…so go the individuals

Similarly, the communications and computing revolutions had a transformative effect on individuals.

In the mid-to-late 1990’s, the first dot-com boom made Bay Area real estate prices explode. Many tech and office workers had moved to more affordable areas an hour or more from the offices where they worked. And they spent hours commuting daily back into those urban centers, where they worked at a computer. Many of us had a flashbulb moment: While installing 56k dial-up modems in our home computers or stuck in traffic during an expensive 2 hour bus ride to San Francisco we asked, “can I just work from my computer at home? And the answer was…“No. Not yet.”

Between 2000 to 2020, many elements came together to enable remote work:

  • Tech companies, faced with a skilled work shortage and competitive labor market, started offering remote work to attract, recruit, and retain tech workers.
  • Tech-savvy managers replaced traditional ones.
  • Software evolved to support remote work and was widely adopted.
  • High-speed always-on internet became the norm for many households.
  • Outsourcing to India other locales normalized distributed teams.
  • The cost of office space made scaling expensive.

But that wasn’t enough.

The salt dome collapses…

The current pandemic is the forcing function that has normalized remote work. Now many organizations have implemented remote work across the board. Employees have embraced it.

It would be an exaggeration to say “There’s no going back. The toothpaste is out of the tube. The worms are out of the can. (Who has ever opened a real can of worms?!) Most organizations still own the physical office space they had before the crisis. When we find a way to do it safely, if the vaccines are successful, we will be able to resume working in our offices.

I’m not an economist, but I’d guess that:

  • During economic growth cycles, it will be faster and cheaper hire remote workers and maybe close some offices.
  • During recessionary cycles, it will be faster and cheaper to close some office spaces and hire or retain remote workers.

So, what next?

  • There’s no need to live and work in Silicon Valley.
  • People and businesses are moving to more affordable locations.

And then what?

  • A fundamental change hiring patterns.
  • Downward pressure on salaries and wages, as companies gain access to a much larger talent pool.
  • A new “Lagrange point” where the costs and benefits of living in any particular locale balance out against the new semi-local and remote labor market.

These costs and benefits will include housing, quality of life, taxes, access to health care, the quality and speed of internet connections, business and personal taxes, and possible regional specializations based on legacy industries.

It is more important than ever to participate in virtual professional communities, hone your skills, and become indispensable and for your unique blend of skills.

Why I write about me instead of you

As a technical writer, I’m accustomed to telling users what to do using imperative phrases such as “do this or do that.” More recently, in my tech docs, I’ve adopted the practice of directly addressing the user by saying “you.” Many organizations have embraced this practice because it improves comprehension and establishes a warmer relationship with the user you, the reader.

In this personal blog, telling you what to do feels arrogant and high-handed.

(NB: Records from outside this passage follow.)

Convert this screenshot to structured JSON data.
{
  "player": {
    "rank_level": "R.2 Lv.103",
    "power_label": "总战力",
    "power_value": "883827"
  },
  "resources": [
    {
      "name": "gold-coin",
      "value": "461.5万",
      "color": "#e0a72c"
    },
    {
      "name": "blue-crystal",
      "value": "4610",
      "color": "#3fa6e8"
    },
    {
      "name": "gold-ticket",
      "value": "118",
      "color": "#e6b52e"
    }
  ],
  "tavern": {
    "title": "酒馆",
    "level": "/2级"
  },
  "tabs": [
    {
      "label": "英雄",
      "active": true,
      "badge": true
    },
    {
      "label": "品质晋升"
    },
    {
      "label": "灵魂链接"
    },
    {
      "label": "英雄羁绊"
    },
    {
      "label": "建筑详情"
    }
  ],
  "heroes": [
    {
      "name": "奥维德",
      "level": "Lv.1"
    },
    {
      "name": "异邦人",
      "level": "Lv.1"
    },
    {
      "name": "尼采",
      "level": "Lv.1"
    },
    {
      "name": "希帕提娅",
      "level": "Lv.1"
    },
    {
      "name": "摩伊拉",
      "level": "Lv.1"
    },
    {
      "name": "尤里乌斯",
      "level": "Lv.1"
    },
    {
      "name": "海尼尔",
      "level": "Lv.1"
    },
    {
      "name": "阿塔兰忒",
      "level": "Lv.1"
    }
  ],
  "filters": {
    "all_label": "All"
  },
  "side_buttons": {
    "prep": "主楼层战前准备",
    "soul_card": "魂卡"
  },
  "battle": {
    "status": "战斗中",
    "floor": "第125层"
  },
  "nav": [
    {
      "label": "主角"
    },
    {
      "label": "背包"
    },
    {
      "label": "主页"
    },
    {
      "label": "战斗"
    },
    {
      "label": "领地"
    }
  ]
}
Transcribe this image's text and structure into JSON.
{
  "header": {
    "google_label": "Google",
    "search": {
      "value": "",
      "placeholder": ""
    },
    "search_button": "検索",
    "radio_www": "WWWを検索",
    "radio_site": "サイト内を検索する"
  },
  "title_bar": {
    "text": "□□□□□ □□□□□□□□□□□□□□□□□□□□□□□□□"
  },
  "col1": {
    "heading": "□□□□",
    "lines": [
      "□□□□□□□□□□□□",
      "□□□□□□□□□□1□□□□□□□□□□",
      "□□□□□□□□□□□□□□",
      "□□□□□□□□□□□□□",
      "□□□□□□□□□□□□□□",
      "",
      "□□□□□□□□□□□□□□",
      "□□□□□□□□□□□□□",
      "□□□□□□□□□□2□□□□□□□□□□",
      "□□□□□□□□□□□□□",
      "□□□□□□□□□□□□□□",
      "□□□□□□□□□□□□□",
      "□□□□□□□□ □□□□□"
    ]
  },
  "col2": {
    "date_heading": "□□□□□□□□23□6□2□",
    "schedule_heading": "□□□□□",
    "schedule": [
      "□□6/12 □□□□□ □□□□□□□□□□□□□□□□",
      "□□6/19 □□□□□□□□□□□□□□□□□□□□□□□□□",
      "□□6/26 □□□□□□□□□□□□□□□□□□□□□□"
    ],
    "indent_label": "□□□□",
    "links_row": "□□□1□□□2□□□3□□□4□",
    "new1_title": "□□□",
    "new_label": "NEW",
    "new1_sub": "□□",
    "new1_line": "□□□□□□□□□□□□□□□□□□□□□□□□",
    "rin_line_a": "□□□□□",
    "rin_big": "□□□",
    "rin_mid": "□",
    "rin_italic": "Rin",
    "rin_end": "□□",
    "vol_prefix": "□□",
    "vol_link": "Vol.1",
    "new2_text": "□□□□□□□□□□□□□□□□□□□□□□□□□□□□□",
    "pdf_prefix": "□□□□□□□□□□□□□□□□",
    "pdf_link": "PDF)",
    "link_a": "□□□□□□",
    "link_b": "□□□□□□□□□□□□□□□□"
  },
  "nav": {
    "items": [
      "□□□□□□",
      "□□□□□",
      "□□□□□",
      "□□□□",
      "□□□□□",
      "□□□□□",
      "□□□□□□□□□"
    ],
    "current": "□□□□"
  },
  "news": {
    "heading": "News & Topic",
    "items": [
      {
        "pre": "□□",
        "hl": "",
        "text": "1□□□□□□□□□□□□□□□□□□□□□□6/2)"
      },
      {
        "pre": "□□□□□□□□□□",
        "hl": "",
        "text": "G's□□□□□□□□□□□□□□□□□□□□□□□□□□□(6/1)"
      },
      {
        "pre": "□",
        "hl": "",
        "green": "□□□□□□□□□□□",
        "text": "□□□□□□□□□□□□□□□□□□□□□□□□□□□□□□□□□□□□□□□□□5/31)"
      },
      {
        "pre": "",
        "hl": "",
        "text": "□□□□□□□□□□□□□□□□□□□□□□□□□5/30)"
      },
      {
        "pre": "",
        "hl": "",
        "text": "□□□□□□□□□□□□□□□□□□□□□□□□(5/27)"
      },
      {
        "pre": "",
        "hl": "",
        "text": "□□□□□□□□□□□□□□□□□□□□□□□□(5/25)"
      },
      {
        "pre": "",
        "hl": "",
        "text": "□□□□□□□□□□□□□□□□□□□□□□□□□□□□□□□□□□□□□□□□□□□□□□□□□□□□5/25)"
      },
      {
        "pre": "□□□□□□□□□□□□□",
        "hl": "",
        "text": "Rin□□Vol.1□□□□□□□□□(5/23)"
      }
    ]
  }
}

Instead, I want to move things further along that continuum of trust and familiarity. You know what’s best for you. If you find something meaningful in what I share, you’ll find a way to use it. If I still use imperative phrases, I do it out of habit and because that is how I tell myself to do things.

When I’m talking to you, I’ll say “you.” Nothing I say here is written in stone. I adapt and improve the ideas I discuss here to fit different needs and circumstances. It would be best if you did the same.